Carol Anne Shaw
I live on Vancouver Island in beautiful BC. I am the author of three award-winning novels for young adults, write book reviews for The Ormsby Review, and provide line and copyediting services for fiction writers.
Sometimes a thing's not a thing until you say it out loud; until you hear the words with your own ears. Coyotes. They show up in November. It's all Alderton talks about. That, and the fact everyone thinks they're a bad omen for our town. Alderton is like that. Too many people leading boring lives, grabbing drama whenever they can.
WHEN THE WELL RUNS DRY
Three years ago, I quit my day job to write full-time. With two books published and a third in its final editing stage, I decided there would never be an ideal time to "take the leap." The planets were never going to be perfectly aligned; I would most likely not win the lottery, and I was pretty sure no big-time publisher was going to come knocking on my door with a hefty advance and a six-book deal. Nope, that was crazy thinking. But I did know I had to make a change. I had been working at a job that challenged my value system daily. I was complaining too much, and I felt depleted and powerless at the end of each day. Sure, the pay and benefits were good, but living exclusively for the weekend just didn't (and still doesn't) make sense to me. So, I took a deep breath, and with the support of my artist husband, took the proverbial plunge. (And if you're shaking your head at the thought of two bumbling artists trying to make a go of it under the same roof, well, yeah, shake away.)

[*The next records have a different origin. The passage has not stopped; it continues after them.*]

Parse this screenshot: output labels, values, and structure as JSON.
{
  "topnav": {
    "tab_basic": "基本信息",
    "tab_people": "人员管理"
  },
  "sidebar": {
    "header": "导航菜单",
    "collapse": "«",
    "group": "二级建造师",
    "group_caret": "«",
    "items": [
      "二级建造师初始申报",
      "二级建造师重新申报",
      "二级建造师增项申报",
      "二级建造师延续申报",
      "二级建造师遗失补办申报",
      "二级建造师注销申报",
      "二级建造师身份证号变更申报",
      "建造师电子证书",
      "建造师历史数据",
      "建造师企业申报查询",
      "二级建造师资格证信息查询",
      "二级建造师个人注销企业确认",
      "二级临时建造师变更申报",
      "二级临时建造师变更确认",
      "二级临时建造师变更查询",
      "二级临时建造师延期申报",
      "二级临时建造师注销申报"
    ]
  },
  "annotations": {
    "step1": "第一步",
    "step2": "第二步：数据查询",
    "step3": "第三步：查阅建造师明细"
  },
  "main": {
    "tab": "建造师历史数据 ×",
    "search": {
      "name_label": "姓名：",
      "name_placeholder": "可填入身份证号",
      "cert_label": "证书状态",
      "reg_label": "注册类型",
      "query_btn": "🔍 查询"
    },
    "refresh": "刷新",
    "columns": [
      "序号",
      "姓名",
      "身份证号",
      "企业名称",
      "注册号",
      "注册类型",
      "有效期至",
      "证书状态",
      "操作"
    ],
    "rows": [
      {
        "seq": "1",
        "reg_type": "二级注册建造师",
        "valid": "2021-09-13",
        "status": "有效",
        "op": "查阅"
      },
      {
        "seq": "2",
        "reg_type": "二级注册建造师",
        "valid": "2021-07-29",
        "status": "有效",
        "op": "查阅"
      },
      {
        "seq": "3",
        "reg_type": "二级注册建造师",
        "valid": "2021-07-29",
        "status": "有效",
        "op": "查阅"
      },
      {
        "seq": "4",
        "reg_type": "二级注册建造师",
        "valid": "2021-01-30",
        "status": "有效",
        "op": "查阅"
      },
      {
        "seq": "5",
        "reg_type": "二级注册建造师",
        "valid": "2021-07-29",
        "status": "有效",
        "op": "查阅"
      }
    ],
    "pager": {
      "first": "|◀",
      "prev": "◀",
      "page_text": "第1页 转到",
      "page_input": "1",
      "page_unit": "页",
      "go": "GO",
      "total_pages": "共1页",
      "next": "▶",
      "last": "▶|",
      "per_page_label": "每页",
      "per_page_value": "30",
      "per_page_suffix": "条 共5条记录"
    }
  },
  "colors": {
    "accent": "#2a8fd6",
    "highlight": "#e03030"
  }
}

REAL, BUT NOT SO SIMPLE
About twice a year, I get the urge to tidy up. This may not sound like such a big deal to the average person, but to someone who lives among binders and papers and books, it most certainly is. I'm a book slob.
THE GIRL WHO RUNS
The girl should know better, but it's October, her favourite month. The others are sleeping, but she'll be back before sunrise; before they're awake.
THE ROCK IN THE HARD PLACE
I am nine when my father runs off with his 23-year-old secretary. He leaves a note on my mother's pillow: I just don't love you anymore. I know this because I find the crumpled piece of paper in the garbage can after my mother falls asleep on the couch. Then I read it in my closet with my Mickey Mouse flashlight.
I meet Geoffrey in the middle of the night on a Greyhound bus. He gets on in Cache Creek, clutching a brown leather Gladstone bag that has seen better days. There are two faded band stickers on one side: The Beatles' Abbey Road, and Pearl Jam's Ten.
THE MUSHROOM HUNTER
Rain for five days now. Been mostly inside, except to make sure the tarp is tight on the woodpile and the cabin’s gutters are clear. Jake doesn’t mind. He sleeps a lot these days, but then, so do I. Guess we’re both getting on.
TEN SURE-FIRE WAYS TO NAIL YOUR FIRST DRAFT
I’ve been writing for a long time. Some days are wonderful. I’m sure you know what I’m talking bout—those days when the words flow forth like a river in spring. Those days when you are convinced you are the next Margaret Atwood or Stephen King. But then, there are the other days; the ones that aren’t quite as lovely. On those days, we’re left staring at our blank computer screens, keenly aware of our own faint reflections staring back at us. “Ah yes,” we mutter. “Hello, self. You’re here again, I see. And yet, you have no words to show for yourself. You should maybe leave and go and do something useful. Clearly, you are an imposter.”